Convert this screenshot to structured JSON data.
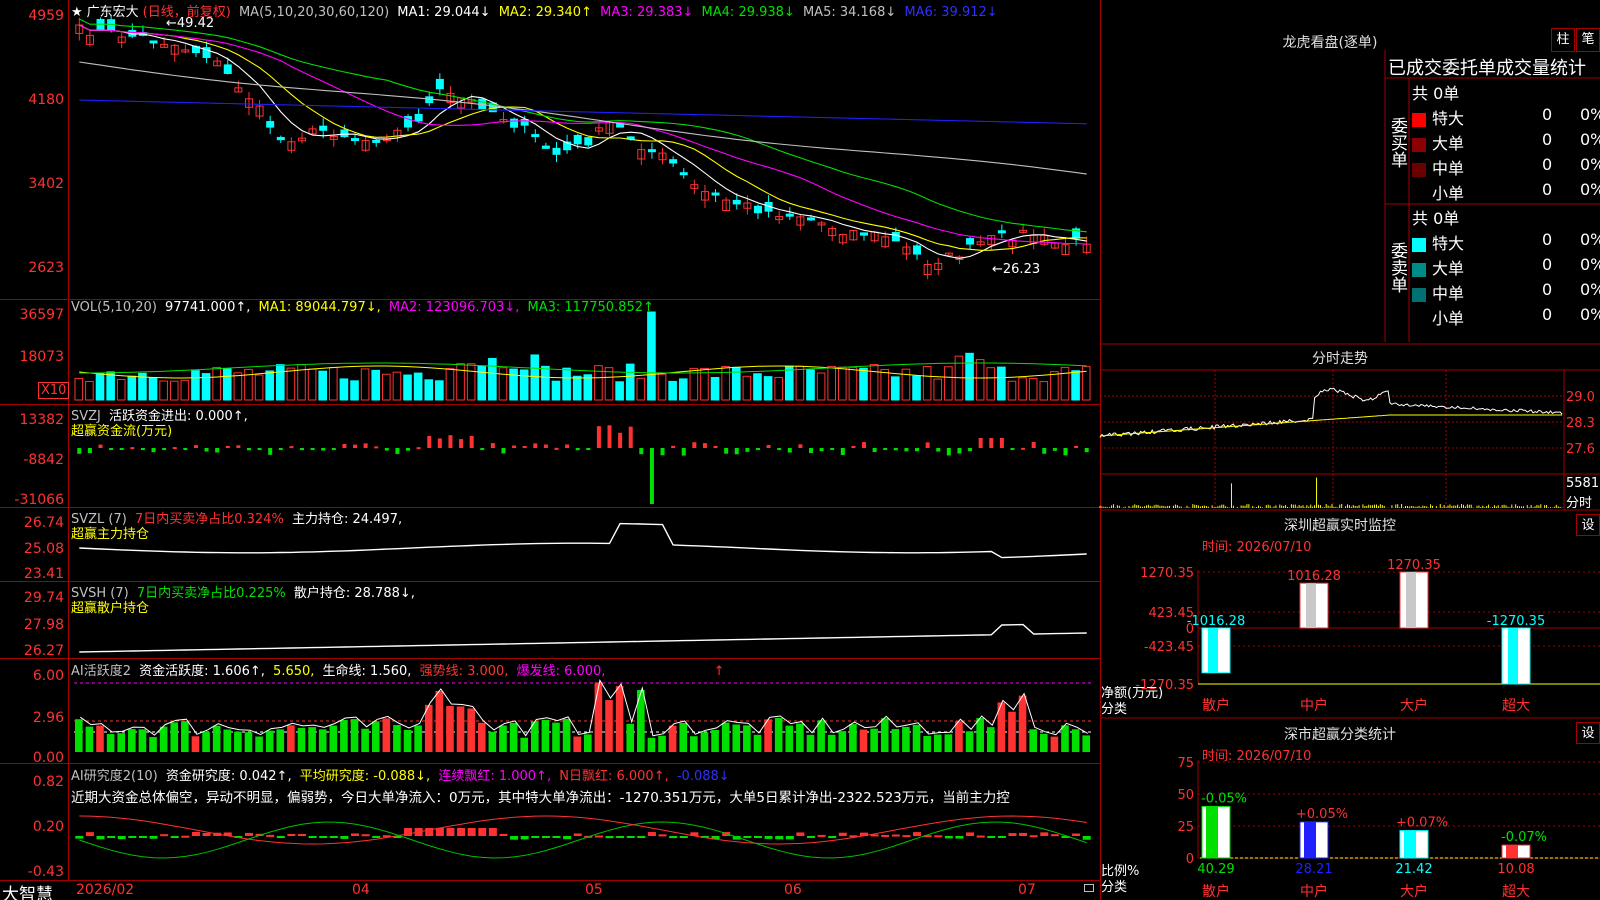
{
  "colors": {
    "up": "#ff3232",
    "down": "#00ffff",
    "green": "#00e000",
    "border": "#a00000",
    "yellow": "#ffff00",
    "magenta": "#ff00ff"
  },
  "main": {
    "star": "★",
    "stock": "广东宏大",
    "period": "(日线，前复权)",
    "ma_label": "MA(5,10,20,30,60,120)",
    "ma1": "MA1: 29.044↓",
    "ma2": "MA2: 29.340↑",
    "ma3": "MA3: 29.383↓",
    "ma4": "MA4: 29.938↓",
    "ma5": "MA5: 34.168↓",
    "ma6": "MA6: 39.912↓",
    "high_tag": "49.42",
    "low_tag": "←26.23",
    "y_labels": [
      "4959",
      "4180",
      "3402",
      "2623"
    ]
  },
  "vol": {
    "label": "VOL(5,10,20)",
    "value": "97741.000↑,",
    "ma1": "MA1: 89044.797↓,",
    "ma2": "MA2: 123096.703↓,",
    "ma3": "MA3: 117750.852↑",
    "y_labels": [
      "36597",
      "18073"
    ],
    "unit": "X10"
  },
  "svzj": {
    "label": "SVZJ",
    "text": "活跃资金进出: 0.000↑,",
    "sub": "超赢资金流(万元)",
    "y_labels": [
      "13382",
      "-8842",
      "-31066"
    ]
  },
  "svzl": {
    "label": "SVZL (7)",
    "ratio": "7日内买卖净占比0.324%",
    "hold": "主力持仓: 24.497,",
    "sub": "超赢主力持仓",
    "y_labels": [
      "26.74",
      "25.08",
      "23.41"
    ]
  },
  "svsh": {
    "label": "SVSH (7)",
    "ratio": "7日内买卖净占比0.225%",
    "hold": "散户持仓: 28.788↓,",
    "sub": "超赢散户持仓",
    "y_labels": [
      "29.74",
      "27.98",
      "26.27"
    ]
  },
  "ai1": {
    "label": "AI活跃度2",
    "a": "资金活跃度: 1.606↑,",
    "b": "5.650,",
    "c": "生命线: 1.560,",
    "d": "强势线: 3.000,",
    "e": "爆发线: 6.000,",
    "arrow": "↑",
    "y_labels": [
      "6.00",
      "2.96",
      "0.00"
    ]
  },
  "ai2": {
    "label": "AI研究度2(10)",
    "a": "资金研究度: 0.042↑,",
    "b": "平均研究度: -0.088↓,",
    "c": "连续飘红: 1.000↑,",
    "d": "N日飘红: 6.000↑,",
    "e": "-0.088↓",
    "note": "近期大资金总体偏空，异动不明显，偏弱势，今日大单净流入：0万元，其中特大单净流出：-1270.351万元，大单5日累计净出-2322.523万元，当前主力控",
    "y_labels": [
      "0.82",
      "0.20",
      "-0.43"
    ]
  },
  "xaxis": {
    "brand": "大智慧",
    "labels": [
      "2026/02",
      "04",
      "05",
      "06",
      "07"
    ]
  },
  "right": {
    "lhkp_title": "龙虎看盘(逐单)",
    "btn_zhu": "柱",
    "btn_bi": "笔",
    "order_header": "已成交委托单成交量统计",
    "buy": {
      "side": "委买单",
      "total": "共 0单",
      "rows": [
        {
          "name": "特大",
          "count": "0",
          "pct": "0%"
        },
        {
          "name": "大单",
          "count": "0",
          "pct": "0%"
        },
        {
          "name": "中单",
          "count": "0",
          "pct": "0%"
        },
        {
          "name": "小单",
          "count": "0",
          "pct": "0%"
        }
      ]
    },
    "sell": {
      "side": "委卖单",
      "total": "共 0单",
      "rows": [
        {
          "name": "特大",
          "count": "0",
          "pct": "0%"
        },
        {
          "name": "大单",
          "count": "0",
          "pct": "0%"
        },
        {
          "name": "中单",
          "count": "0",
          "pct": "0%"
        },
        {
          "name": "小单",
          "count": "0",
          "pct": "0%"
        }
      ]
    },
    "intraday": {
      "title": "分时走势",
      "p1": "29.0",
      "p2": "28.3",
      "p3": "27.6",
      "vol": "5581",
      "vol_unit": "分时"
    },
    "monitor": {
      "title": "深圳超赢实时监控",
      "btn": "设",
      "time": "时间: 2026/07/10",
      "y_labels": [
        "1270.35",
        "423.45",
        "0",
        "-423.45",
        "-1270.35"
      ],
      "ylabel": "净额(万元)",
      "xlabel": "分类",
      "cats": [
        "散户",
        "中户",
        "大户",
        "超大"
      ],
      "values": [
        -1016.28,
        1016.28,
        1270.35,
        -1270.35
      ],
      "value_labels": [
        "-1016.28",
        "1016.28",
        "1270.35",
        "-1270.35"
      ]
    },
    "classify": {
      "title": "深市超赢分类统计",
      "btn": "设",
      "time": "时间: 2026/07/10",
      "y_labels": [
        "75",
        "50",
        "25",
        "0"
      ],
      "ylabel": "比例%",
      "xlabel": "分类",
      "cats": [
        "散户",
        "中户",
        "大户",
        "超大"
      ],
      "values": [
        40.29,
        28.21,
        21.42,
        10.08
      ],
      "value_labels": [
        "40.29",
        "28.21",
        "21.42",
        "10.08"
      ],
      "changes": [
        "-0.05%",
        "+0.05%",
        "+0.07%",
        "-0.07%"
      ]
    }
  }
}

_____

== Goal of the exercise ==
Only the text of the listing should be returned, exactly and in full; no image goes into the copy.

== Answer space ==
Convert this screenshot to structured JSON data.
{
  "colors": {
    "up": "#ff3232",
    "down": "#00ffff",
    "green": "#00e000",
    "border": "#a00000",
    "yellow": "#ffff00",
    "magenta": "#ff00ff"
  },
  "main": {
    "star": "★",
    "stock": "广东宏大",
    "period": "(日线，前复权)",
    "ma_label": "MA(5,10,20,30,60,120)",
    "ma1": "MA1: 29.044↓",
    "ma2": "MA2: 29.340↑",
    "ma3": "MA3: 29.383↓",
    "ma4": "MA4: 29.938↓",
    "ma5": "MA5: 34.168↓",
    "ma6": "MA6: 39.912↓",
    "high_tag": "49.42",
    "low_tag": "←26.23",
    "y_labels": [
      "4959",
      "4180",
      "3402",
      "2623"
    ]
  },
  "vol": {
    "label": "VOL(5,10,20)",
    "value": "97741.000↑,",
    "ma1": "MA1: 89044.797↓,",
    "ma2": "MA2: 123096.703↓,",
    "ma3": "MA3: 117750.852↑",
    "y_labels": [
      "36597",
      "18073"
    ],
    "unit": "X10"
  },
  "svzj": {
    "label": "SVZJ",
    "text": "活跃资金进出: 0.000↑,",
    "sub": "超赢资金流(万元)",
    "y_labels": [
      "13382",
      "-8842",
      "-31066"
    ]
  },
  "svzl": {
    "label": "SVZL (7)",
    "ratio": "7日内买卖净占比0.324%",
    "hold": "主力持仓: 24.497,",
    "sub": "超赢主力持仓",
    "y_labels": [
      "26.74",
      "25.08",
      "23.41"
    ]
  },
  "svsh": {
    "label": "SVSH (7)",
    "ratio": "7日内买卖净占比0.225%",
    "hold": "散户持仓: 28.788↓,",
    "sub": "超赢散户持仓",
    "y_labels": [
      "29.74",
      "27.98",
      "26.27"
    ]
  },
  "ai1": {
    "label": "AI活跃度2",
    "a": "资金活跃度: 1.606↑,",
    "b": "5.650,",
    "c": "生命线: 1.560,",
    "d": "强势线: 3.000,",
    "e": "爆发线: 6.000,",
    "arrow": "↑",
    "y_labels": [
      "6.00",
      "2.96",
      "0.00"
    ]
  },
  "ai2": {
    "label": "AI研究度2(10)",
    "a": "资金研究度: 0.042↑,",
    "b": "平均研究度: -0.088↓,",
    "c": "连续飘红: 1.000↑,",
    "d": "N日飘红: 6.000↑,",
    "e": "-0.088↓",
    "note": "近期大资金总体偏空，异动不明显，偏弱势，今日大单净流入：0万元，其中特大单净流出：-1270.351万元，大单5日累计净出-2322.523万元，当前主力控",
    "y_labels": [
      "0.82",
      "0.20",
      "-0.43"
    ]
  },
  "xaxis": {
    "brand": "大智慧",
    "labels": [
      "2026/02",
      "04",
      "05",
      "06",
      "07"
    ]
  },
  "right": {
    "lhkp_title": "龙虎看盘(逐单)",
    "btn_zhu": "柱",
    "btn_bi": "笔",
    "order_header": "已成交委托单成交量统计",
    "buy": {
      "side": "委买单",
      "total": "共 0单",
      "rows": [
        {
          "name": "特大",
          "count": "0",
          "pct": "0%"
        },
        {
          "name": "大单",
          "count": "0",
          "pct": "0%"
        },
        {
          "name": "中单",
          "count": "0",
          "pct": "0%"
        },
        {
          "name": "小单",
          "count": "0",
          "pct": "0%"
        }
      ]
    },
    "sell": {
      "side": "委卖单",
      "total": "共 0单",
      "rows": [
        {
          "name": "特大",
          "count": "0",
          "pct": "0%"
        },
        {
          "name": "大单",
          "count": "0",
          "pct": "0%"
        },
        {
          "name": "中单",
          "count": "0",
          "pct": "0%"
        },
        {
          "name": "小单",
          "count": "0",
          "pct": "0%"
        }
      ]
    },
    "intraday": {
      "title": "分时走势",
      "p1": "29.0",
      "p2": "28.3",
      "p3": "27.6",
      "vol": "5581",
      "vol_unit": "分时"
    },
    "monitor": {
      "title": "深圳超赢实时监控",
      "btn": "设",
      "time": "时间: 2026/07/10",
      "y_labels": [
        "1270.35",
        "423.45",
        "0",
        "-423.45",
        "-1270.35"
      ],
      "ylabel": "净额(万元)",
      "xlabel": "分类",
      "cats": [
        "散户",
        "中户",
        "大户",
        "超大"
      ],
      "values": [
        -1016.28,
        1016.28,
        1270.35,
        -1270.35
      ],
      "value_labels": [
        "-1016.28",
        "1016.28",
        "1270.35",
        "-1270.35"
      ]
    },
    "classify": {
      "title": "深市超赢分类统计",
      "btn": "设",
      "time": "时间: 2026/07/10",
      "y_labels": [
        "75",
        "50",
        "25",
        "0"
      ],
      "ylabel": "比例%",
      "xlabel": "分类",
      "cats": [
        "散户",
        "中户",
        "大户",
        "超大"
      ],
      "values": [
        40.29,
        28.21,
        21.42,
        10.08
      ],
      "value_labels": [
        "40.29",
        "28.21",
        "21.42",
        "10.08"
      ],
      "changes": [
        "-0.05%",
        "+0.05%",
        "+0.07%",
        "-0.07%"
      ]
    }
  }
}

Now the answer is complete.